Depuis son accession à l’indépendance, le Sénégal a défini successivement plusieurs stratégies de développement industriel afin de donner au secteur toute son importance et de promouvoir la croissance économique et à la redistribution des revenus. Aujourd’hui, l’émergence d’un secteur industriel prospère et durable au Sénégal est possible. Les autorités publiques sénégalaises ont placé l’industriel au coeur du processus de développement économique et social, renouvelant ainsi une forte volonté politique. En effet, l’industrie est l’un des premiers leviers stratégiques sur lesquels comptent s’appuyer les pouvoirs publics pour l’émergence du pays. Le discours politique ambiant est sans équivoque.
Ethiopia is globally recognized for integrating the MDGs in its development agenda, and it has been actively engaged in the post-2015 development agenda setting process. Ethiopia played an instrumental role in crafting the Common African Position on post-2015 development agenda. It is also one of the countries where national consultations took place to identify potential areas of focus in the emerging post-2015 global development framework. Ensuring sustainable human and social development came out of the consultations as one of the key post-2015 development agenda.
Vietnam has achieved remarkable poverty reduction over the last three decades. Regardless of different poverty lines, the national poverty headcount has been reduced year on year from, it fell by half between 2002 and 2008 (from 28.9% to 14.5%) and has continued to be reduced from 20.7% in 2010 to 17.2% in 2012. In parallel with the income poverty reduction, a notable progress in the non-income dimensions of poverty has been made, including health care, education and access to infrastructure and durables.
2016 is also an important year for China’s ecological civilization approach to green development. China’s 13th Five-Year Plan (2016-2020) clarifies the overall goals for building a balanced and prosperous society. The Plan highlights the idea of shared development that is innovative, coordinated, green, and open, and includes a series of policy reforms and measures that are intended to promote green development, ecological civilization, and environmental protection. Green economy can play an important role in helping national and local governments to explore new green development paths and innovative solutions to environmental problems that will help them to achieve the targets of 13th Five-Year period.
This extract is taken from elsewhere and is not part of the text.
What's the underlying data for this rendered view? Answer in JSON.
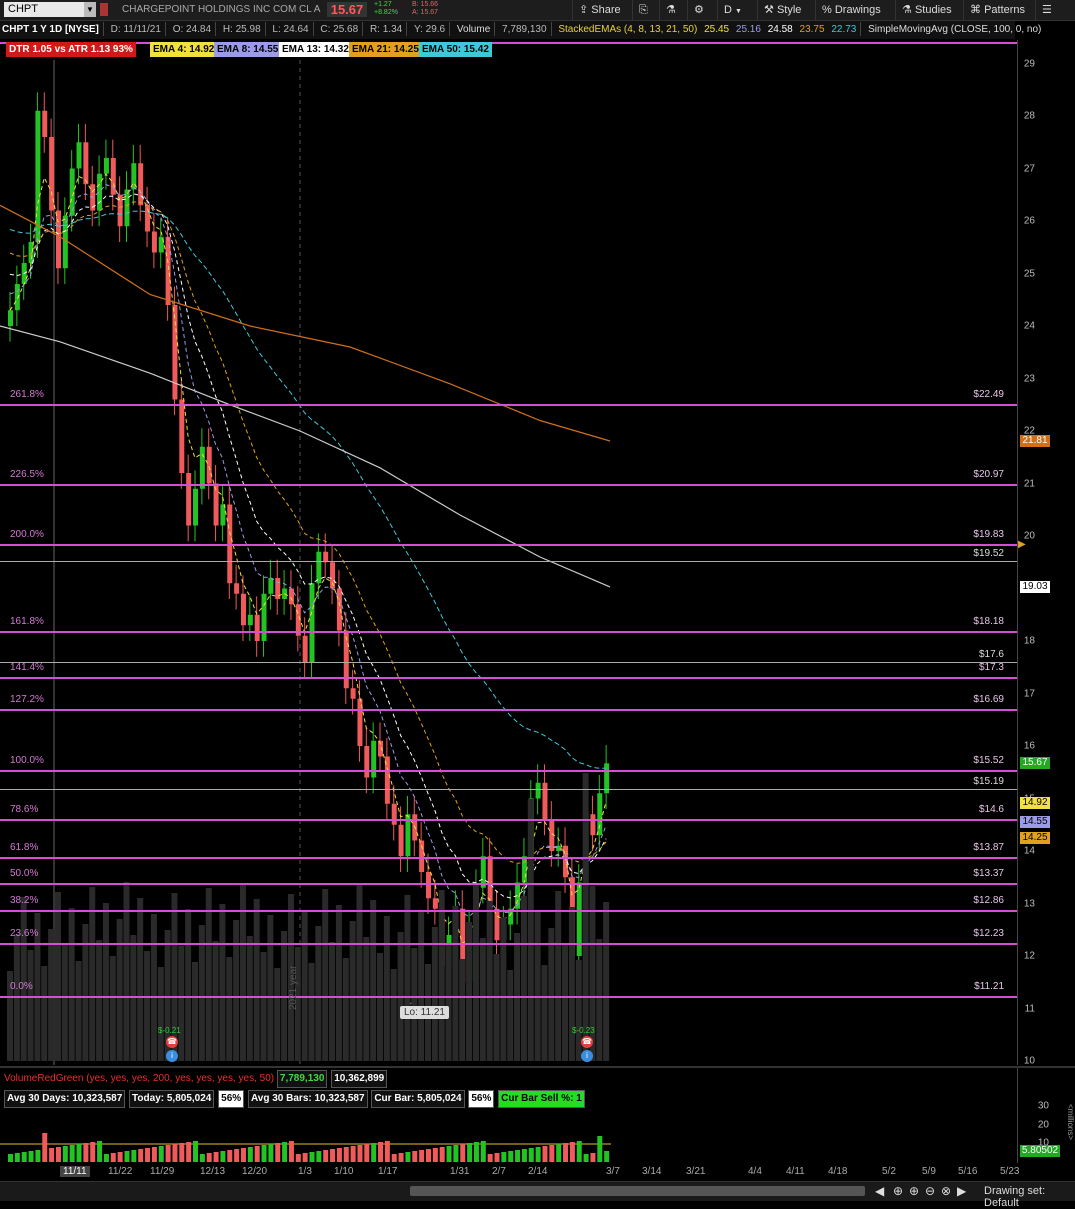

During the last ten years, Rwanda has experienced one of the fastest periods of growth and socio-economic progress in its history. Rwanda was ranked number 10 among the fastest growing economies in the world during the decade of 2000-2010. At the same time more than a million people have been lifted out of poverty. Population growth is stabilizing and the country has made great strides towards achieving the Millennium Development Goals and realizing the national vision of becoming a middle income country by 2020.